JAKARTA -- The ethnic-Chinese-led companies that play an outsize role in Indonesian business are also a force behind the country's economic shift toward China.
Their fortunes rising on healthy domestic demand, these companies are seeking outlets abroad. For China, they represent an inviting base for political and economic bridge-building with Indonesia.
Official statistics put the number of ethnic Chinese in Indonesia at 2.8 million in 2010, or 1.2% of the population. But the actual figure ranges from 5 million to 10 million, an association of ethnic Chinese says.

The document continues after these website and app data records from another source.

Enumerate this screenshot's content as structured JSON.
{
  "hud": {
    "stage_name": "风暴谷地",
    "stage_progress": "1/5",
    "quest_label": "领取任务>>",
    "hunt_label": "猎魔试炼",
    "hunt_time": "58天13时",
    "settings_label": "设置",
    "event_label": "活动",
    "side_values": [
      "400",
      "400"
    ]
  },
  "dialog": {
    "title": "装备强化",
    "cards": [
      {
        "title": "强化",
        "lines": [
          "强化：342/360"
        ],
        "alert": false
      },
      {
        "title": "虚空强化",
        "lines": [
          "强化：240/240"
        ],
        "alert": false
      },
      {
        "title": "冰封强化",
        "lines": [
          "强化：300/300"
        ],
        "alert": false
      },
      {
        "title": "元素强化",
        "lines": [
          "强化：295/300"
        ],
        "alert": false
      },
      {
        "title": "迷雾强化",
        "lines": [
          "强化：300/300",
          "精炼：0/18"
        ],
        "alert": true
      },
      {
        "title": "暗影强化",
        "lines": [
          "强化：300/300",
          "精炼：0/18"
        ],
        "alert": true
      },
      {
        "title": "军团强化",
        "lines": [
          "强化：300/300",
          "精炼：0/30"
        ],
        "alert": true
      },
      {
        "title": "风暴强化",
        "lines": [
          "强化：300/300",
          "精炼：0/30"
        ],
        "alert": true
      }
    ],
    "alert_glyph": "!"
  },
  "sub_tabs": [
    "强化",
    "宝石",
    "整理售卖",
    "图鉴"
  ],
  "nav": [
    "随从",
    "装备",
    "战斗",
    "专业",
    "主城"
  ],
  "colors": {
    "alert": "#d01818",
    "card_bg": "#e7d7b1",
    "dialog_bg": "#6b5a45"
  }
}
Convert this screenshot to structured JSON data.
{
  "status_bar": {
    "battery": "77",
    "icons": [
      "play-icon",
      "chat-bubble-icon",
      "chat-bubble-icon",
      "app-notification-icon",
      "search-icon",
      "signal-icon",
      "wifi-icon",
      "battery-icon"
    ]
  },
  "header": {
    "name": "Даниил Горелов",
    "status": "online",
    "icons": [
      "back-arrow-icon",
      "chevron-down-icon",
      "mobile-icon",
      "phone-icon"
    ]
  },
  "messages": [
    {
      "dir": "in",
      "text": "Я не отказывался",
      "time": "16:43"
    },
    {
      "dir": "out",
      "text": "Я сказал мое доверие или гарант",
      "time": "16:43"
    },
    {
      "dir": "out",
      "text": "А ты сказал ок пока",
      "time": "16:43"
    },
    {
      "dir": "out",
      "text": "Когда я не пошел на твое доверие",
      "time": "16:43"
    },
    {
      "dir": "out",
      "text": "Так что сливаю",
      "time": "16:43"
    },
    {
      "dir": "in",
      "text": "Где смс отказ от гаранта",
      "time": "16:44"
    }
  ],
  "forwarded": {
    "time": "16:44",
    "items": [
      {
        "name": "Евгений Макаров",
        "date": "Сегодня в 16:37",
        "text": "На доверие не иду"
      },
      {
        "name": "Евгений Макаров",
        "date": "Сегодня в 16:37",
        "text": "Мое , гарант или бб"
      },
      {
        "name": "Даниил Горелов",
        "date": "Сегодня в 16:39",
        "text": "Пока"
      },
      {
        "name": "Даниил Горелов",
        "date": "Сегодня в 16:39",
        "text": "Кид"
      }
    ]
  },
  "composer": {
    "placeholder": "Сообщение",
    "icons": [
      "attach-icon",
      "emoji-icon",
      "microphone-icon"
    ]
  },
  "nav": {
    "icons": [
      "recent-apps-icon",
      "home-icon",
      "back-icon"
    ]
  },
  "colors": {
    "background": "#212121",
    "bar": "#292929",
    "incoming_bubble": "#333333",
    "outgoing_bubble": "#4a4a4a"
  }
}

Moreover, they make up nearly 40 of Indonesia's 50 richest people, as ranked by the U.S. magazine Forbes. Around 40% of the 50 most valuable companies on the Jakarta stock exchange are run by ethnic Chinese. On the business side, Indonesia and China are already compatible.
The two countries suspended diplomatic relations during the Cold War years of 1967 to 1990. Ethnic-Chinese Indonesian companies turned to Japan, partnering with the likes of automakers Toyota and Suzuki. Some 95% of new vehicles sold in Indonesia bear Japanese brands.
Mainland Chinese companies have started sidling up to Southeast Asia's biggest economy. Alibaba Group, the e-commerce giant, said last month it is stepping into the Indonesian market in a tie-up with Alfa Group, a big ethnic-Chinese retailer. Internet services heavyweight Tencent has joined forces with Indonesia's biggest media company, which is headed by an ethnic-Chinese entrepreneur.
China surpassed Japan in bilateral trade with Indonesia in 2013 and is catching up in foreign direct investment. Inflows of Chinese investment roughly tripled last year. Moreover, the Chinese are showing enthusiasm for the rural infrastructure projects that President Joko Widodo's government is seeking. While 90% of Japanese investment goes into the capital region here, 60% of Chinese inflows go the rest of Indonesia. SADACHIKA WATANABE